Adaptive Thermal Control Material Systems and Coatings for Radiation Hardening of Spacecraft

Period of Performance: 09/21/2011 - 12/23/2013


Phase 2 SBIR

Recipient Firm

Applied Material Systems Engineering Inc.
2309 Pennsbury Ct.
Schaumburg, IL 60194
Principal Investigator

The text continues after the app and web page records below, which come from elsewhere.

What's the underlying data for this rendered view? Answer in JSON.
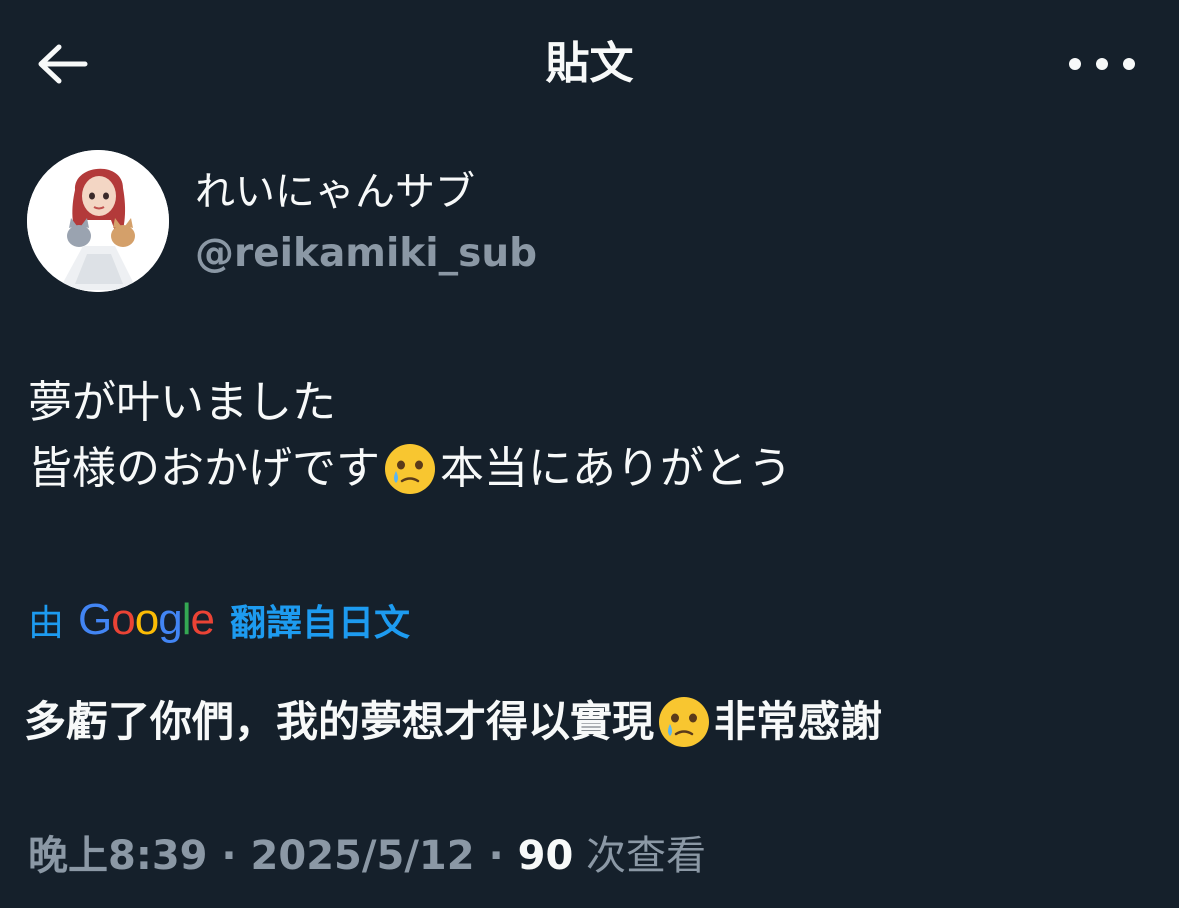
{
  "header": {
    "title": "貼文",
    "back_icon": "arrow-left-icon",
    "more_icon": "more-horizontal-icon"
  },
  "author": {
    "display_name": "れいにゃんサブ",
    "handle": "@reikamiki_sub"
  },
  "tweet": {
    "line1": "夢が叶いました",
    "line2_before": "皆様のおかげです",
    "line2_after": "本当にありがとう",
    "emoji": "face-holding-back-tears"
  },
  "translation": {
    "by_label": "由",
    "google_letters": [
      "G",
      "o",
      "o",
      "g",
      "l",
      "e"
    ],
    "from_label": "翻譯自日文",
    "text_before": "多虧了你們，我的夢想才得以實現",
    "text_after": "非常感謝"
  },
  "meta": {
    "time": "晚上8:39",
    "separator": " · ",
    "date": "2025/5/12",
    "views_count": "90",
    "views_label": " 次查看"
  },
  "colors": {
    "background": "#15202b",
    "primary_text": "#f7f9f9",
    "secondary_text": "#8b98a5",
    "link": "#1d9bf0",
    "google_blue": "#4285f4",
    "google_red": "#ea4335",
    "google_yellow": "#fbbc05",
    "google_green": "#34a853"
  }
}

ABSTRACT: The purpose of this SBIR phase II proposal is to validate design and material and process engineering that demonstrated feasibility of processing the adaptive thermal control material system (TCMS) that is capable of providing a radiation hardened space stable performance along with the needs of the charge storage capability. Through this proposal the several engineered TCMS concepts for the space craft protection are planned for the validation for the needed survivability and better protection of the space assets and the involved investments. Each of them can mature to various degree of readiness level per the planned efforts. The over all goals here is to develop and validate concepts for an adaptive TCMS that can protect spacecraft structures and payload electronics from high flux radiation doses from the natural solar storm induced events and possible manmade nuclear threats in a given orbit. The new TCMS designs as well as the processing approaches can provide the usual TCMS functions in reliable and space stable manner, plus a charge storage coating to meet the desired goal, where one can adapt to accommodate high dose of electron flux by storing and dissipating the charges per the designed time constants chosen for the material design. Under this new suggested approaches for the validation, the adaptive TCMS and ESD capable thermal control material system is allowed to accumulate as much charge as possible through a designed storage mechanism with the goal of maintaining surface voltage to acceptable small values, and with possible elimination of the dielectric breakdowns, and the electrical discharges. To fulfill this goal of the solicitation, various efforts for the validation of the TCMS designs are suggested to provide good passive thermal control performance by providing: low space stable Solar Absorbtance, & high thermal emittance, good adhesion to various technologically important substrates and thermal cycling resistance for the needed operational temperature limits set by the mission orbital needs, along with the needed good electrical properties to assure low acceptable surface charging using currently available space stable material systems. The concepts that are adaptable to the current second surface mirror technology in conjunction with the suggested transparent space stable multilayer ceramic capacitor stack for the charge storage are also being considered for the validation. Finally, the suggested material design are expected to be validated to meet reliability needs of the space environment for a typical ten year mission lifetime and conform to the mission space qualification requirements including high vacuum, microgravity, radiation, atomic oxygen, low out gassing, and high launch loads. We anticipate the validation to be successful based on phase I results and also because most of the suggested material components are chosen from the materials that have been either already qualified as space materials or have some heritage of been flown on some missions for other intent. BENEFIT: Military Application: Many DOD space and avionics systems, including communications and navigation satellites, could benefit from increased protection from the effects of space weather. Commercial Application: Space, avionics and terrestrial commercial systems, including satellites, aircraft avionics and automobiles, could benefit from sever space weather protection systems. Success in charge storage concept may open various market sectors due to the appeal of device technology for light weight and ultra high charge storage density along with the involved very small charging & discharging times.